Extraterritorial human rights safeguards against torture




Name: Janina Heaphy (neé Lang)
Political Science
Research Interests: Human Rights, Counterterrorism, Strategic decision making in IR, US Foreign Policy





After her successfully completed dissertation BAGSS conducted an interview with Janina to talk about her thesis and her experiences during her time at the BAGSS.


// What drew you to your dissertation topic and what interests you most about it?

J. H.  I had started to work for a DFG-project, which centered on extraterritorial human rights in the War on Terror. The project, however, only focused on US counterterrorism, and I wondered whether and why other countries like Germany and the UK have introduced similar safeguards against torture. I was particularly interested in how different policy entrepreneurs successfully convinced the leaders of powerful countries to restrict their own security strategies in order to protect foreign terrorist suspects abroad.

// Can you give us small sneak peek about the findings of your thesis?

J. H.  Security and reputational concerns, not normative beliefs, motivated the US and the UK's "ban" on torturing foreigners abroad, which also explains why big loopholes remain. Furthermore, several senior German politicians are of the opinion that actively assisting the American or Syrian intelligence services in their 'enhanced interrogations' by among others facilitating rendition flights or sharing questions sets and location details, "does not count as torture", which also explains why Germany has still not revised its policies since 2001.
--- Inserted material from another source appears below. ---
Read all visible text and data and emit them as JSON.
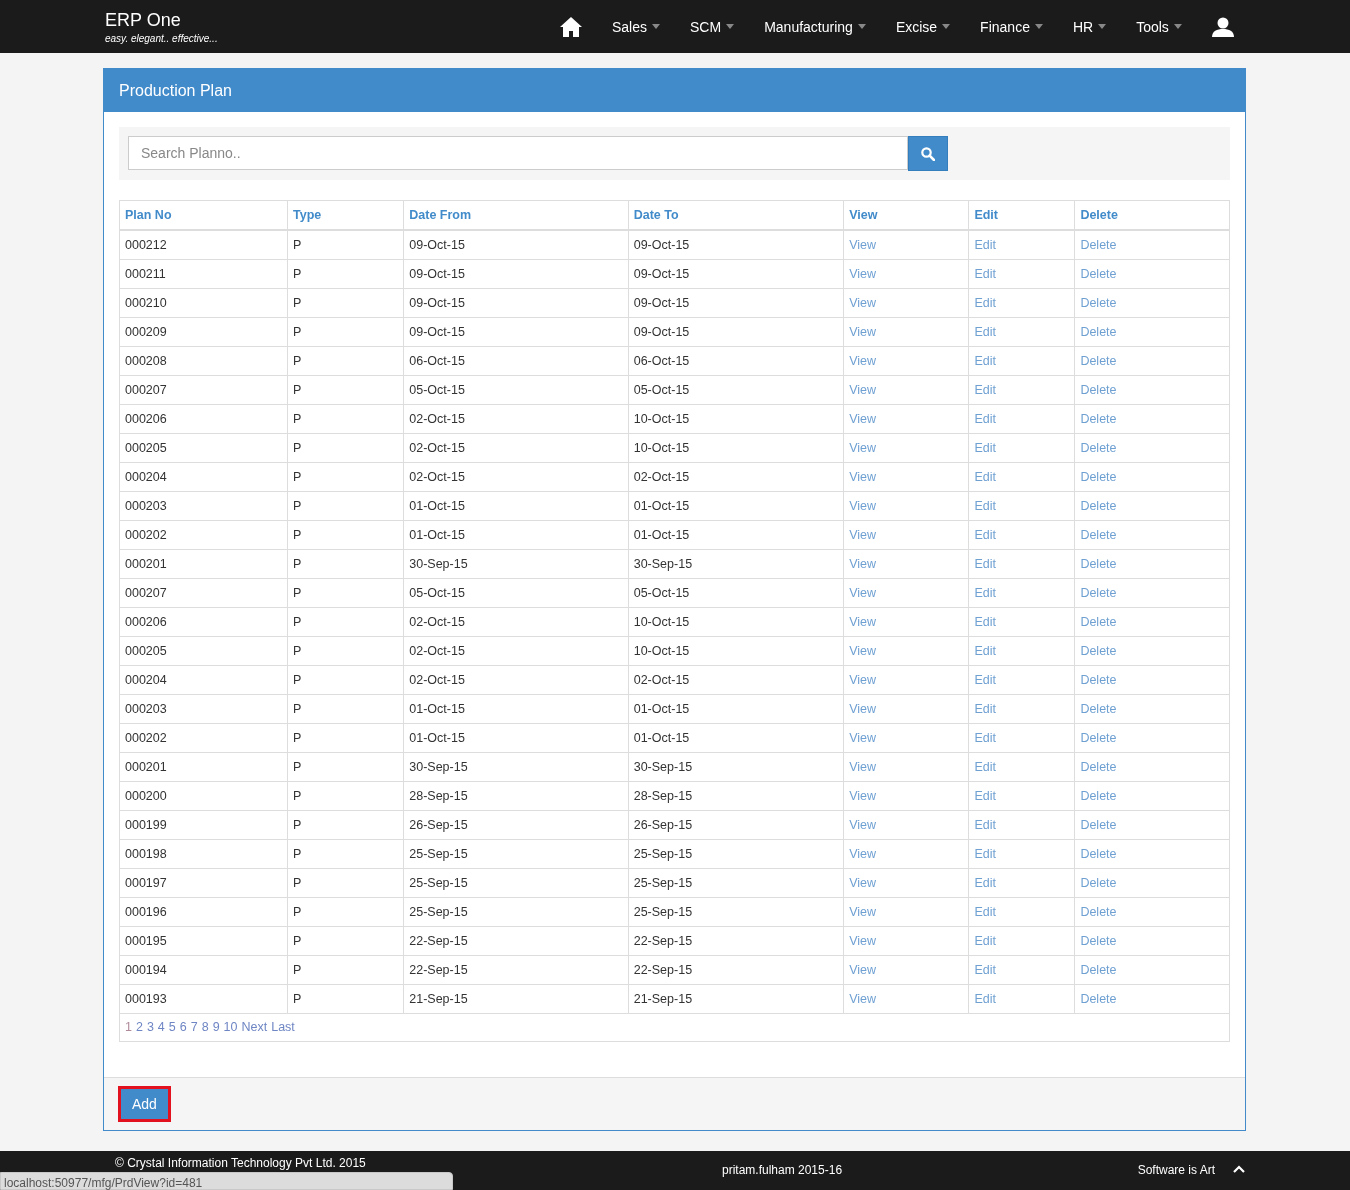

// What did you enjoy most about your time at the Graduate School?

J. H.  I absolutely loved the interviews that I have conducted for my research, but I also really enjoyed all the workshops that the BAGSS offered as it really allowed me to develop my academic skills.

// What is the next step in your career?

J. H. After finishing the DFG project in Bamberg, I have spent the last 1,5 years teaching as a lecturer at the University of Leiden. In April, I will start my PostDoc at the FAU Erlangen, where I will be primarily working for the Center for Human Rights Erlangen-Nuremberg (CHREN).